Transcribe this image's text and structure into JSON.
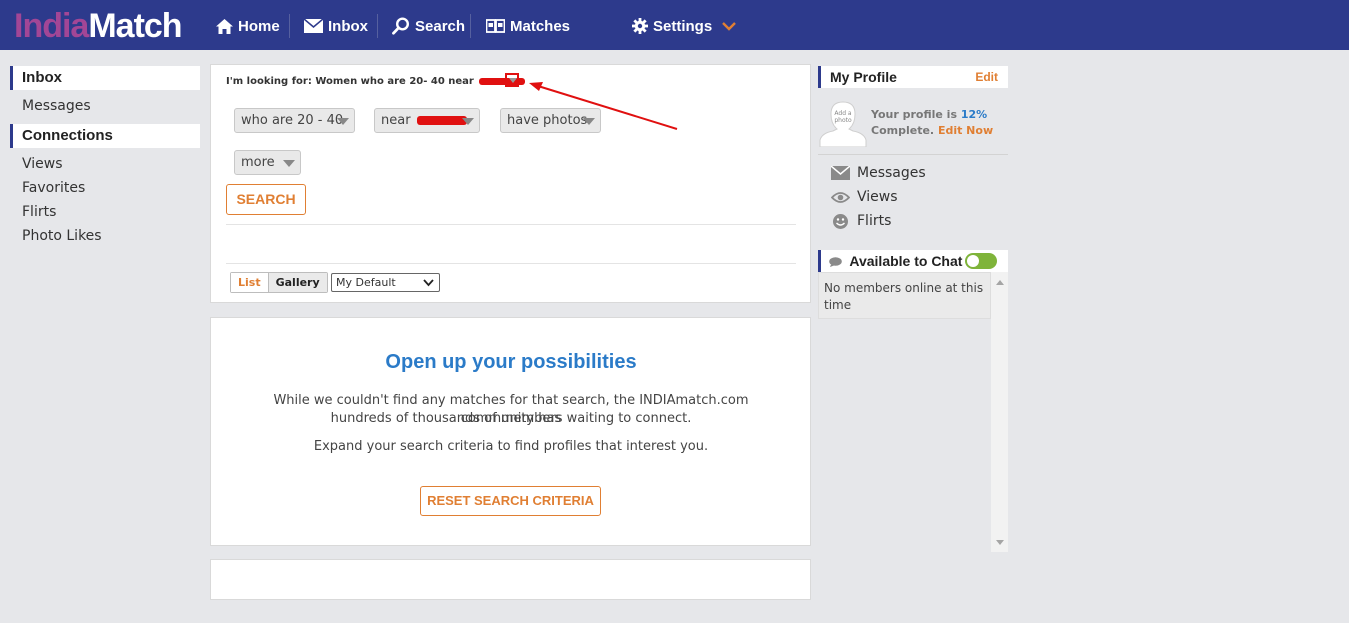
{
  "brand": {
    "part1": "India",
    "part2": "Match",
    "accent_color": "#a24696",
    "bar_color": "#2d3a8c"
  },
  "nav": {
    "home": "Home",
    "inbox": "Inbox",
    "search": "Search",
    "matches": "Matches",
    "settings": "Settings"
  },
  "sidebar": {
    "inbox_head": "Inbox",
    "messages": "Messages",
    "connections_head": "Connections",
    "views": "Views",
    "favorites": "Favorites",
    "flirts": "Flirts",
    "photo_likes": "Photo Likes"
  },
  "search_panel": {
    "looking_for": "I'm looking for: Women who are 20- 40 near",
    "age_select": "who are 20 - 40",
    "near_select": "near",
    "photos_select": "have photos",
    "more_select": "more",
    "search_button": "SEARCH",
    "view_list": "List",
    "view_gallery": "Gallery",
    "sort_select": "My Default"
  },
  "no_results": {
    "title": "Open up your possibilities",
    "line1": "While we couldn't find any matches for that search, the INDIAmatch.com community has",
    "line2": "hundreds of thousands of members waiting to connect.",
    "line3": "Expand your search criteria to find profiles that interest you.",
    "reset_button": "RESET SEARCH CRITERIA"
  },
  "profile": {
    "head": "My Profile",
    "edit": "Edit",
    "avatar_text_1": "Add a",
    "avatar_text_2": "photo",
    "complete_prefix": "Your profile is ",
    "complete_pct": "12%",
    "complete_suffix": "Complete. ",
    "edit_now": "Edit Now",
    "messages": "Messages",
    "views": "Views",
    "flirts": "Flirts"
  },
  "chat": {
    "head": "Available to Chat",
    "enabled": true,
    "empty_line1": "No members online at this",
    "empty_line2": "time"
  }
}
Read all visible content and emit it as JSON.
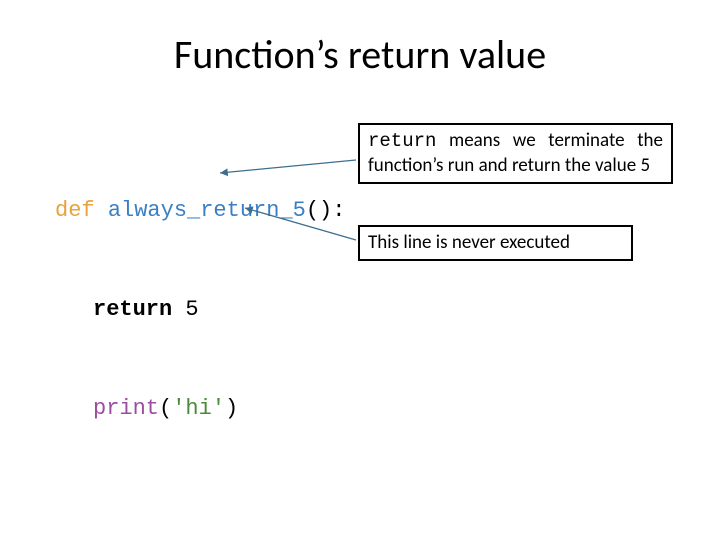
{
  "title": "Function’s return value",
  "code": {
    "l1": {
      "kw": "def",
      "space1": " ",
      "fn": "always_return_5",
      "paren": "():"
    },
    "l2": {
      "kw": "return",
      "space": " ",
      "val": "5"
    },
    "l3": {
      "fn": "print",
      "lparen": "(",
      "str": "'hi'",
      "rparen": ")"
    }
  },
  "callouts": {
    "c1": {
      "mono": "return",
      "rest": " means we terminate the function’s run and return the value 5"
    },
    "c2": {
      "text": "This line is never executed"
    }
  }
}
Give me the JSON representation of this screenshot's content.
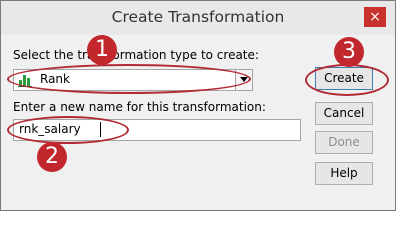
{
  "window": {
    "title": "Create Transformation",
    "close_glyph": "×"
  },
  "form": {
    "type_label": "Select the transformation type to create:",
    "type_value": "Rank",
    "type_icon": "bar-chart-icon",
    "name_label": "Enter a new name for this transformation:",
    "name_value": "rnk_salary"
  },
  "buttons": {
    "create": "Create",
    "cancel": "Cancel",
    "done": "Done",
    "help": "Help"
  },
  "annotations": {
    "step1": "1",
    "step2": "2",
    "step3": "3",
    "color": "#c2272d"
  }
}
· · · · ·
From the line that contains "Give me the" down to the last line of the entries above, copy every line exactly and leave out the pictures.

RESPONSE FOR THIS EXERCISE
Give me the JSON representation of this screenshot's content.
{
  "window": {
    "title": "Create Transformation",
    "close_glyph": "×"
  },
  "form": {
    "type_label": "Select the transformation type to create:",
    "type_value": "Rank",
    "type_icon": "bar-chart-icon",
    "name_label": "Enter a new name for this transformation:",
    "name_value": "rnk_salary"
  },
  "buttons": {
    "create": "Create",
    "cancel": "Cancel",
    "done": "Done",
    "help": "Help"
  },
  "annotations": {
    "step1": "1",
    "step2": "2",
    "step3": "3",
    "color": "#c2272d"
  }
}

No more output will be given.